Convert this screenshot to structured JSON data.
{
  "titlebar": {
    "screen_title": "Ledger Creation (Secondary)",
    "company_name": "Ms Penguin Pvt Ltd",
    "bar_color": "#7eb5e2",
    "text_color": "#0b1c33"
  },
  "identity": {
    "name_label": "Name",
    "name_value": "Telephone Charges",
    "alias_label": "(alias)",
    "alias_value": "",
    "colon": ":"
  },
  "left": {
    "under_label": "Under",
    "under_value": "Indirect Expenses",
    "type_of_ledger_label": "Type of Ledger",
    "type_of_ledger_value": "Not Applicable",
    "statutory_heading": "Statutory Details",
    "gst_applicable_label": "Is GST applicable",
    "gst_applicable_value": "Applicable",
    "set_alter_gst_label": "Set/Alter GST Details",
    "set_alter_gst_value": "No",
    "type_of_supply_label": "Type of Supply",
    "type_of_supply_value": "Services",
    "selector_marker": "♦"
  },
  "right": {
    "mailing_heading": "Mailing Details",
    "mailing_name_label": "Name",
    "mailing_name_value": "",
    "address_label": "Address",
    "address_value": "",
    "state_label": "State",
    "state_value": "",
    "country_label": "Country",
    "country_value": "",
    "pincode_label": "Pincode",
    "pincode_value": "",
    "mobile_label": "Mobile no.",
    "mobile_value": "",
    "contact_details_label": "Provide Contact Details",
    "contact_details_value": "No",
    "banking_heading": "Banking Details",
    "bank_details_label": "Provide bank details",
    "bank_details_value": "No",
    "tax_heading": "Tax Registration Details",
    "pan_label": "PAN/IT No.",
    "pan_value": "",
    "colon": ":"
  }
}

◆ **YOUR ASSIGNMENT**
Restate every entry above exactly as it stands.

◆ **EXERCISE ANSWER**
Convert this screenshot to structured JSON data.
{
  "titlebar": {
    "screen_title": "Ledger Creation (Secondary)",
    "company_name": "Ms Penguin Pvt Ltd",
    "bar_color": "#7eb5e2",
    "text_color": "#0b1c33"
  },
  "identity": {
    "name_label": "Name",
    "name_value": "Telephone Charges",
    "alias_label": "(alias)",
    "alias_value": "",
    "colon": ":"
  },
  "left": {
    "under_label": "Under",
    "under_value": "Indirect Expenses",
    "type_of_ledger_label": "Type of Ledger",
    "type_of_ledger_value": "Not Applicable",
    "statutory_heading": "Statutory Details",
    "gst_applicable_label": "Is GST applicable",
    "gst_applicable_value": "Applicable",
    "set_alter_gst_label": "Set/Alter GST Details",
    "set_alter_gst_value": "No",
    "type_of_supply_label": "Type of Supply",
    "type_of_supply_value": "Services",
    "selector_marker": "♦"
  },
  "right": {
    "mailing_heading": "Mailing Details",
    "mailing_name_label": "Name",
    "mailing_name_value": "",
    "address_label": "Address",
    "address_value": "",
    "state_label": "State",
    "state_value": "",
    "country_label": "Country",
    "country_value": "",
    "pincode_label": "Pincode",
    "pincode_value": "",
    "mobile_label": "Mobile no.",
    "mobile_value": "",
    "contact_details_label": "Provide Contact Details",
    "contact_details_value": "No",
    "banking_heading": "Banking Details",
    "bank_details_label": "Provide bank details",
    "bank_details_value": "No",
    "tax_heading": "Tax Registration Details",
    "pan_label": "PAN/IT No.",
    "pan_value": "",
    "colon": ":"
  }
}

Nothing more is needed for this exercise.